There’s a coffee-morning atmosphere in the classroom at Oak Field School, Nottingham, as teacher Tom Hall sits with six teenage boys, offering stories, encouragement and light relief. This is a sex education lesson. Laminated “OK/Not OK” cards are scattered around the table which, along with illustrations of sexual anatomy, show actions such as “touch,” “cuddle,” “masturbation”. The boys do not smirk or titter, but point and sign: it is OK to cuddle your sister; it is not OK to kiss your friends.
“Is it OK at your age to have a boyfriend or girlfriend?” Hall asks. James, 16, says yes, with vigour, but something is playing on his mind: “Can you get married twice?” he asks. “You mean at the same time?” James nods. “No,” Hall smiles, “That might be a risky business.” It’s a lesson in love learned sooner rather than later.

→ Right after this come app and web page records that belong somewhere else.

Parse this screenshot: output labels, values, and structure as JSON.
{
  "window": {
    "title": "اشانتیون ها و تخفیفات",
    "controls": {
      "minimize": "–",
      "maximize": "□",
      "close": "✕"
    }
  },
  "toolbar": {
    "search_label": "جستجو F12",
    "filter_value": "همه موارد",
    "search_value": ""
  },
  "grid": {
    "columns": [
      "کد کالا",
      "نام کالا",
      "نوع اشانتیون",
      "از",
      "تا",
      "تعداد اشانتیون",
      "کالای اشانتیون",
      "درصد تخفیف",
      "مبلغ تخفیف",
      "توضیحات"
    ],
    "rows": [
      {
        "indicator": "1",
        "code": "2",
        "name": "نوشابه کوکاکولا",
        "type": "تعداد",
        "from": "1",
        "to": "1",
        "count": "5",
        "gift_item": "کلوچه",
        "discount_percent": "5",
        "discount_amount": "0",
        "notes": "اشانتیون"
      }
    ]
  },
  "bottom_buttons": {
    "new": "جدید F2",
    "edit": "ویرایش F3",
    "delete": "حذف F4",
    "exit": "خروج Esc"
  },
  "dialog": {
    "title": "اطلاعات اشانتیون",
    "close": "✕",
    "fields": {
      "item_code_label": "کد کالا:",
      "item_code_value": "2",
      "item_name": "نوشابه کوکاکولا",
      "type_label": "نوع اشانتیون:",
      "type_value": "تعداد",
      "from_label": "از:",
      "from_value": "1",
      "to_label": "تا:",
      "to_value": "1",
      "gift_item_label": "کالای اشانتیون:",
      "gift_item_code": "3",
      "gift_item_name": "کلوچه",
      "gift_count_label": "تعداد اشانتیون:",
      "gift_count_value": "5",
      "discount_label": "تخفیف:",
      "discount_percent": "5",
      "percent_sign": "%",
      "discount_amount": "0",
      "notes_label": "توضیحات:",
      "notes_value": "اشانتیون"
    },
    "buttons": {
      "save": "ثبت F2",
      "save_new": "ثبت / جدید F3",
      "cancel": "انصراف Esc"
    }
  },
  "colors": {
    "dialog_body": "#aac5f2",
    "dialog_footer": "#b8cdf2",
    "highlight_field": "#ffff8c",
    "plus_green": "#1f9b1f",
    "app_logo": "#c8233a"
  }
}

Relationships and sex education (RSE) is taken seriously at Oak Field special school, which caters for pupils with severe and complex learning and physical disabilities. Hall, the PSHEE (Personal, Social, Health, Economic Education) lead, is adamant that all pupils should receive comprehensive sex education throughout their school life. Each week, his students learn about hygiene, anatomy, puberty, contraception, consent, and LGBT issues, or what the boys call “gay pride”. With parental consent, Hall even brings in balloons and foam to teach the boys how to shave, helping them to take pride in their appearance.
Outside Oak Field, however, the commitment to sex education for students with special educational needs and disabilities (SEND) is less resolute. Although these are among the most vulnerable young people – nearly three times as likely to be sexually abused as non-disabled peers, says the NSPCC – some pupils are being deprived of all sex education and many more of lessons that are tailored to their needs.